My interest in joining began after taking part in the European Real Estate Challenge in Berlin in 2010, where I met RICS members from all over the world and experienced the influences of international students and property experts. We were able to take part in inspections of some of the best office developments in Berlin and Bratislava and to compare the German and Slovak markets to the Polish market.
I became a Chartered Member (MRICS) in 2014. That same year, I became a counsellor and I then trained as an assessor in 2015. Now, with RICS fellowship, I’m devoting myself to the hard work necessary to prove my Fellow status. I’m aware of the effort – as well as the level of responsibility – involved and it’s a career goal I’m proud to have achieved.
Fellowship is the highest status in the profession of surveying. I hope reaching it will help me make a real difference and to continue offering my clients the very best service.
Today, we have six generations living simultaneously: from the Greatest and Silent Generations and Baby Boomers to generations X, Y and Z. Each has different characteristics, aspirations and attitudes and their habits are reflected in the real estate market, especially office and retail sectors.

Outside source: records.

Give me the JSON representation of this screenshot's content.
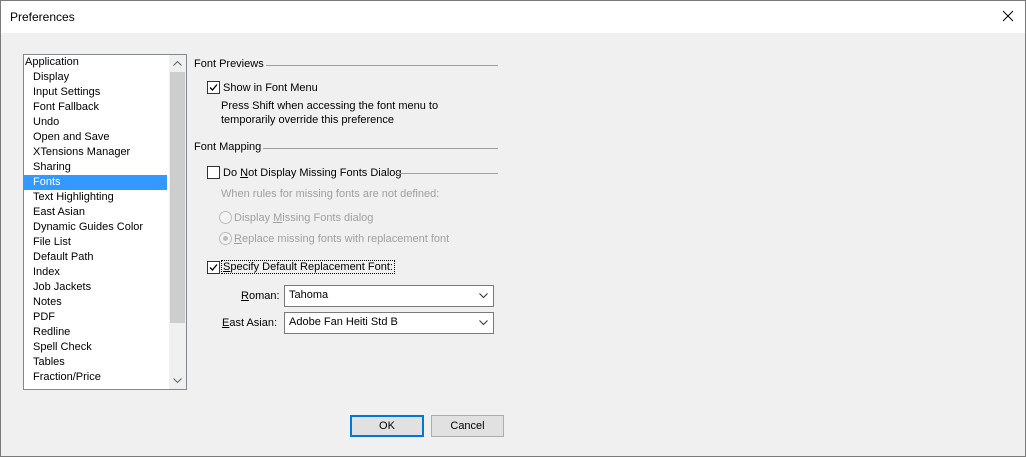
{
  "window": {
    "title": "Preferences"
  },
  "sidebar": {
    "items": [
      {
        "label": "Application"
      },
      {
        "label": "Display"
      },
      {
        "label": "Input Settings"
      },
      {
        "label": "Font Fallback"
      },
      {
        "label": "Undo"
      },
      {
        "label": "Open and Save"
      },
      {
        "label": "XTensions Manager"
      },
      {
        "label": "Sharing"
      },
      {
        "label": "Fonts"
      },
      {
        "label": "Text Highlighting"
      },
      {
        "label": "East Asian"
      },
      {
        "label": "Dynamic Guides Color"
      },
      {
        "label": "File List"
      },
      {
        "label": "Default Path"
      },
      {
        "label": "Index"
      },
      {
        "label": "Job Jackets"
      },
      {
        "label": "Notes"
      },
      {
        "label": "PDF"
      },
      {
        "label": "Redline"
      },
      {
        "label": "Spell Check"
      },
      {
        "label": "Tables"
      },
      {
        "label": "Fraction/Price"
      }
    ],
    "selected": "Fonts"
  },
  "font_previews": {
    "header": "Font Previews",
    "show_in_menu_label": "Show in Font Menu",
    "show_in_menu_checked": true,
    "hint_line1": "Press Shift when accessing the font menu to",
    "hint_line2": "temporarily override this preference"
  },
  "font_mapping": {
    "header": "Font Mapping",
    "do_not_display_pre": "Do ",
    "do_not_display_u": "N",
    "do_not_display_post": "ot Display Missing Fonts Dialog",
    "do_not_display_checked": false,
    "rules_hint": "When rules for missing fonts are not defined:",
    "radio_display_pre": "Display ",
    "radio_display_u": "M",
    "radio_display_post": "issing Fonts dialog",
    "radio_replace_pre": "",
    "radio_replace_u": "R",
    "radio_replace_post": "eplace missing fonts with replacement font",
    "specify_default_u": "S",
    "specify_default_post": "pecify Default Replacement Font:",
    "specify_default_checked": true,
    "roman_label_u": "R",
    "roman_label_post": "oman:",
    "roman_value": "Tahoma",
    "east_asian_label_u": "E",
    "east_asian_label_post": "ast Asian:",
    "east_asian_value": "Adobe Fan Heiti Std B"
  },
  "buttons": {
    "ok": "OK",
    "cancel": "Cancel"
  },
  "colors": {
    "selection": "#3399ff",
    "default_button_border": "#0078d7"
  }
}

For example, typical business centres used to consist of 90% traditional office space, enriched by some retail and a car park. Today, it’s a combination of traditional offices, serviced offices, co-working areas, branded retail, food and beverage, gym/lockers/shower units and car parking. The traditional office is often less than 50% of the total area.

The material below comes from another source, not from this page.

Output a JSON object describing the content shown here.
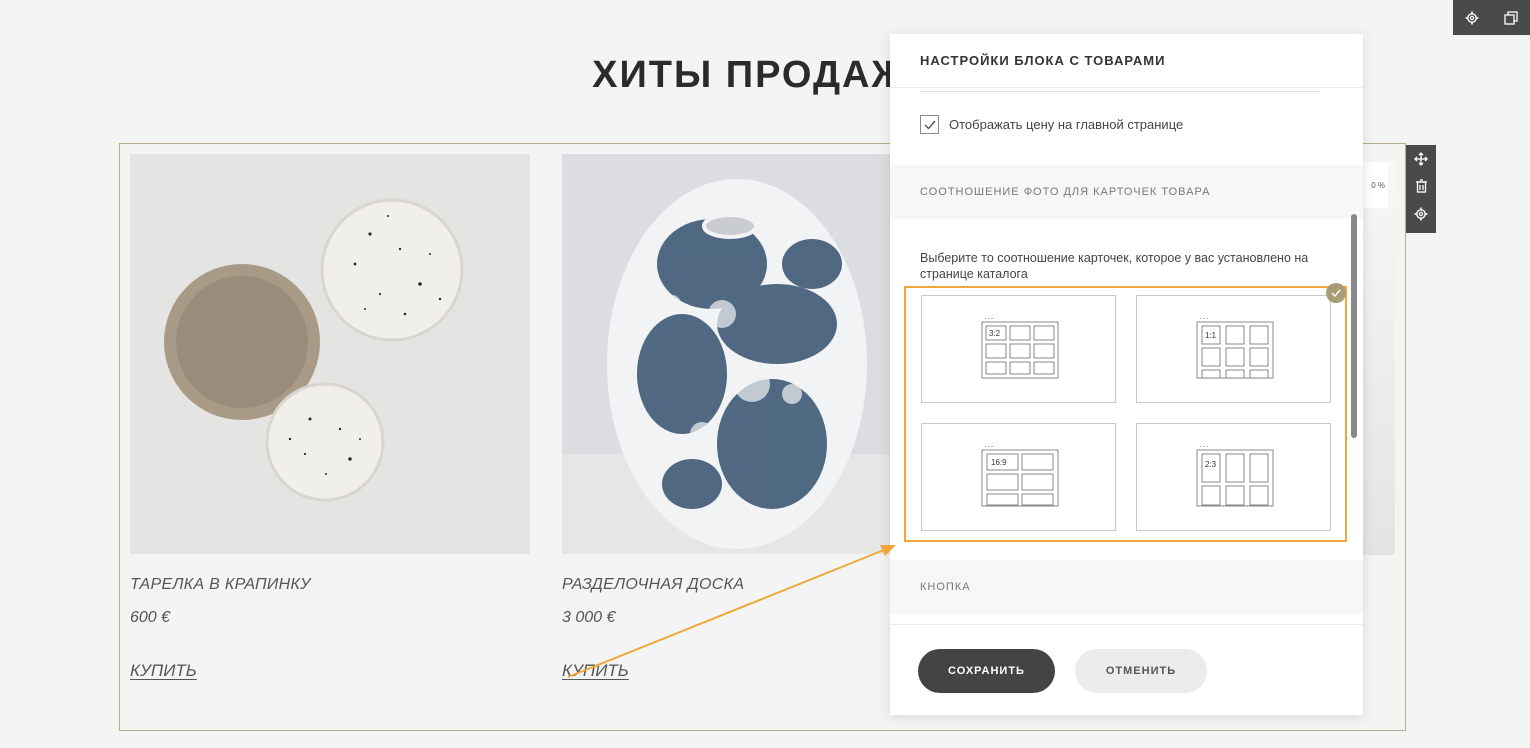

Similarly, in modern retail malls visitors are looking for experiences and that’s why entertainment zones and food courts have expanded significantly. Malls that don’t adapt to these trends face high vacancy levels.
Demographics will have a strong impact. By 2100, it is estimated that there will be 11.2 billion people with 82% living in cities, mainly in Asia and Africa. Average life expectancy will extend to 83 years with over 3.1 billion people aged 60 years or older. These demographic changes will transform buildings.
The importance of sustainability, energy efficiency and green buildings will increase. The evolution of functionality and flexibility in office spaces will continue, as will the importance of alternative work places: home, hotel, plane, train, café or anywhere outdoors…
I’m sure technology will have a huge impact on the market and the profession – we’re already seeing how digital transformation is changing real estate.
Facilities management is going to be revolutionized by exploring the value of BIM; the construction sector is being pushed forwards by 3D printing, robotics and cognitive automation influences. More and more deals are being closed by real estate agents using cryptocurrencies, and blockchain-enabled real estate start-ups appear daily. Peer-to-peer property transfer and rent or tokenization of real estate assets are creating trust and authenticating real estate transactions.
But, I’m sure that the core values and skills will remain unchanged. There are many important traits and characteristics you need to become efficient and successful: integrity, ethics, communication, adaptability (especially to new technologies), persistence and, of course, passion.